[Stored records]
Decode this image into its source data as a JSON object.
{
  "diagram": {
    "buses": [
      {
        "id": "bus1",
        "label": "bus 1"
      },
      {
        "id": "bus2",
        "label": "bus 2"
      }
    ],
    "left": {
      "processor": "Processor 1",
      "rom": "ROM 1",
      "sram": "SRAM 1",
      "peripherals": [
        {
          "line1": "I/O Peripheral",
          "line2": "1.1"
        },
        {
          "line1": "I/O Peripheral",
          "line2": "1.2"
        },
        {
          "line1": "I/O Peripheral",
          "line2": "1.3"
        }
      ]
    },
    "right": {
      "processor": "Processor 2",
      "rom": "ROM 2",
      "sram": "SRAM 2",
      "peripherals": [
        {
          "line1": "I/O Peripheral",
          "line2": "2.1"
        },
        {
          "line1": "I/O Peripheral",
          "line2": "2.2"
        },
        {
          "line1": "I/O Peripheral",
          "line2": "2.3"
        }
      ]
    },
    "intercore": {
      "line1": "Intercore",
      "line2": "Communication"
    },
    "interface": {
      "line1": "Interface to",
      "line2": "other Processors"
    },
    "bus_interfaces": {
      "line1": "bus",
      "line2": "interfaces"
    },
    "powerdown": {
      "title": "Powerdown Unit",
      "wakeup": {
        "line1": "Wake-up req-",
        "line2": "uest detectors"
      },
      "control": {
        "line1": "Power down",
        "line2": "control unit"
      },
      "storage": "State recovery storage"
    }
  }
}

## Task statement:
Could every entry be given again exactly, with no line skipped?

## Answer below:
Decode this image into its source data as a JSON object.
{
  "diagram": {
    "buses": [
      {
        "id": "bus1",
        "label": "bus 1"
      },
      {
        "id": "bus2",
        "label": "bus 2"
      }
    ],
    "left": {
      "processor": "Processor 1",
      "rom": "ROM 1",
      "sram": "SRAM 1",
      "peripherals": [
        {
          "line1": "I/O Peripheral",
          "line2": "1.1"
        },
        {
          "line1": "I/O Peripheral",
          "line2": "1.2"
        },
        {
          "line1": "I/O Peripheral",
          "line2": "1.3"
        }
      ]
    },
    "right": {
      "processor": "Processor 2",
      "rom": "ROM 2",
      "sram": "SRAM 2",
      "peripherals": [
        {
          "line1": "I/O Peripheral",
          "line2": "2.1"
        },
        {
          "line1": "I/O Peripheral",
          "line2": "2.2"
        },
        {
          "line1": "I/O Peripheral",
          "line2": "2.3"
        }
      ]
    },
    "intercore": {
      "line1": "Intercore",
      "line2": "Communication"
    },
    "interface": {
      "line1": "Interface to",
      "line2": "other Processors"
    },
    "bus_interfaces": {
      "line1": "bus",
      "line2": "interfaces"
    },
    "powerdown": {
      "title": "Powerdown Unit",
      "wakeup": {
        "line1": "Wake-up req-",
        "line2": "uest detectors"
      },
      "control": {
        "line1": "Power down",
        "line2": "control unit"
      },
      "storage": "State recovery storage"
    }
  }
}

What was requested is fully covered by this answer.